In The Conviction, attorney David Sloan, known as the lawyer who never loses, is faced with one of the more challenging tasks of his life, getting through to his troubled teenage step son. Still shaken by the death of his mother, Jake Carter is in a downward spiral of alcohol abuse and violent behavior. Sloan reaches out to him, and along with his friend Tom Molina and Tom’s 14 year old some TJ, they head out on a camping trip. Yet, Jake manages to get himself and TJ in trouble, and railroaded by a megalomaniacal judge, and before David and Tom realize, both boys are shipped off to a boot camp like facility called Fresh Start. I have to admit, I thought I had The Conviction pretty much figured out from the start, and on some levels I did, yet, despite some telegraphed twists early on Robert Dugoni has created a fun, fast paced action thriller that managed on more than one occasion to kick my assumptions in the teeth. While I often decry the Legal Thriller that spends little time with the law, Dugoni’s tale is part Scott Turow and part Toy Soldiers, and it provides lots of tension and a few twists that will blow away the most seasoned skeptical mystery reader. While The Conviction is full of characters that fans of the David Sloan series has grown to love, the highlight of the novel is the assorted bad guys that you love to hate. Dugoni presents some of the more despicable antagonists, ones I long to see repeatedly struck in the face with a splintered baseball bat. I love when bad guys manage to really piss me off, because it only makes those moments of comeuppance even more satisfying. At times, The Conviction strained plausibility, or at least, I hoped it did. The scenes at Fresh Starts were terrifying and the level of corruption mind-boggling. The idea that people given our trust can act so egregiously for greed’s sake, placing our children in danger, really irks me, and I hope this is hyperbole on some level by the author.  In The Conviction, Robert Dugoni is on top of his game, presenting us a tale of corruption and blatant disregard for the law by some of the most despicable antagonists I have come across in legal fiction. The Conviction is thrilling and disturbing, with some surprised twists that should keep seasoned mystery readers guessing, while others not even realizing they should be guessing.
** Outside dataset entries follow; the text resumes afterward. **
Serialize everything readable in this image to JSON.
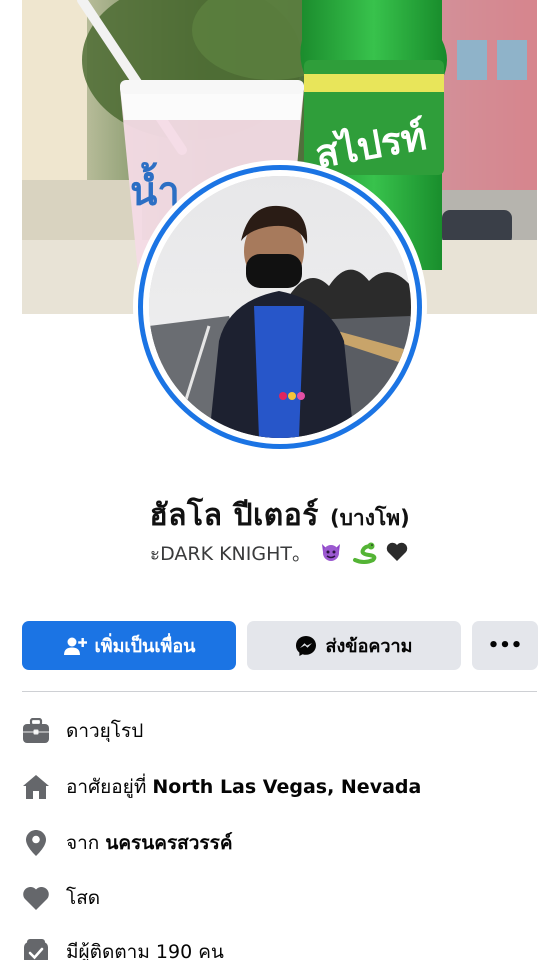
{
  "profile": {
    "name": "ฮัลโล ปีเตอร์",
    "alternate_name": "(บางโพ)",
    "bio_text": "ะDARK KNIGHT。",
    "bio_emojis": [
      "devil-emoji",
      "snake-emoji",
      "black-heart-emoji"
    ]
  },
  "cover": {
    "bottle_label": "สไปรท์",
    "cup_label": "น้ำ"
  },
  "actions": {
    "add_friend_label": "เพิ่มเป็นเพื่อน",
    "message_label": "ส่งข้อความ",
    "more_label": "•••"
  },
  "info": {
    "work": "ดาวยุโรป",
    "lives_in_prefix": "อาศัยอยู่ที่",
    "lives_in_value": "North Las Vegas, Nevada",
    "from_prefix": "จาก",
    "from_value": "นครนครสวรรค์",
    "relationship": "โสด",
    "followers": "มีผู้ติดตาม 190 คน"
  },
  "colors": {
    "accent": "#1b74e4",
    "secondary_button": "#e4e6eb",
    "icon_gray": "#65676b"
  },
  "icons": {
    "add_friend": "person-plus-icon",
    "message": "messenger-icon",
    "work": "briefcase-icon",
    "home": "home-icon",
    "from": "location-pin-icon",
    "relationship": "heart-icon",
    "followers": "followers-icon"
  }
}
It’s been a while since I have listened to a book narrated by Dan John Miller. His performance in The Conviction was excellent. One of the toughest things for a narrator to do, in my opinion, is portray children characters in a believable way. Dan Jon Miller handled the roles of Jake, TJ and the other teenagers sentenced to Fresh Start brilliantly. I was quite impressed. He managed to capture the petulance of a troubled teenager perfectly without coming off overly whiney or sounding condescending. Miller’s reading was crisp, and his pacing firm. He handled the shifting perceptions of the complicated ending smoothly. While the majority of the audiobooks I have experienced being read by Miller where adult, I would be quite interested in hearing him take on a Young Adult novel.

Note: Thanks to Brilliance Audio for providing me with a copy of this title for review.

Advertisements

Actions

Information

One response

27 07 2012
Devourer of Books

I’m always hesitant to listen to audiobooks with kids in them, glad to hear that Dan John Miller does a good job!

Leave a Reply

Fill in your details below or click an icon to log in:

WordPress.com Logo

You are commenting using your WordPress.com account. Log Out / Change )

Twitter picture

You are commenting using your Twitter account. Log Out / Change )

Facebook photo

You are commenting using your Facebook account. Log Out / Change )

Google+ photo

You are commenting using your Google+ account. Log Out / Change )

Connecting to %s




%d bloggers like this: